Dataset rows for apps and sites:

BEGIN

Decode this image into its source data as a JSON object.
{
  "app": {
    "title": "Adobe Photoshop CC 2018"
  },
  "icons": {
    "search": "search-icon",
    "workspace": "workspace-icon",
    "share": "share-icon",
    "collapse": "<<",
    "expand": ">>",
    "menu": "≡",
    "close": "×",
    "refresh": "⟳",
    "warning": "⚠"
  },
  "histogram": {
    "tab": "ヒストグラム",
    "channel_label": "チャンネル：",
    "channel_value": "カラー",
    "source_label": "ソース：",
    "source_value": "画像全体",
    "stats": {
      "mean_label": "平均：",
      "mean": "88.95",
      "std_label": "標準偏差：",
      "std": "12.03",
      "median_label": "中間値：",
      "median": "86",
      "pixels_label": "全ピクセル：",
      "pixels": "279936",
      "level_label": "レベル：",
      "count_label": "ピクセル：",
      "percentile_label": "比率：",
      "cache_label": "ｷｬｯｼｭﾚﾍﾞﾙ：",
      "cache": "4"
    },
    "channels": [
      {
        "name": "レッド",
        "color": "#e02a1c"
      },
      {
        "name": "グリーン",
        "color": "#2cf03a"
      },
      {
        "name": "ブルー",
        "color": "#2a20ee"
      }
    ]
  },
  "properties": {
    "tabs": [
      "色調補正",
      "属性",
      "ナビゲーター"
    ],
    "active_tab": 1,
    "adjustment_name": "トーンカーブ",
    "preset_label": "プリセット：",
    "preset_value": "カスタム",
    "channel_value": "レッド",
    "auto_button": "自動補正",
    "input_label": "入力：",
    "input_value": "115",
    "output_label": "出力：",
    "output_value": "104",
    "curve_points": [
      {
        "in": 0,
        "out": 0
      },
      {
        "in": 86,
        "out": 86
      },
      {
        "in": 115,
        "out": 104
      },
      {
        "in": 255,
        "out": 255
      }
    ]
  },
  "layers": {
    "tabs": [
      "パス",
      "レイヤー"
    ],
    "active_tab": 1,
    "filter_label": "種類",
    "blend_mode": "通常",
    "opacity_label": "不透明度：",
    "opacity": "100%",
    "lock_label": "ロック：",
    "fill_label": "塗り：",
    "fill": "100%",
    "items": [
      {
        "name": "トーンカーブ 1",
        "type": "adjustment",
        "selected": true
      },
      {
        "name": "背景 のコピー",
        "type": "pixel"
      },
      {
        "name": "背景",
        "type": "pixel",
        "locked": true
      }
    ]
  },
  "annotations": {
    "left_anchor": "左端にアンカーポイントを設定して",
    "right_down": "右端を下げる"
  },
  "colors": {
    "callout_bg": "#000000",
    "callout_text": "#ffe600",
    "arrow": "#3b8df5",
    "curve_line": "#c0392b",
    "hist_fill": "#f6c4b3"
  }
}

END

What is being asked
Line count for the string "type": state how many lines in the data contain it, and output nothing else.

Response box
3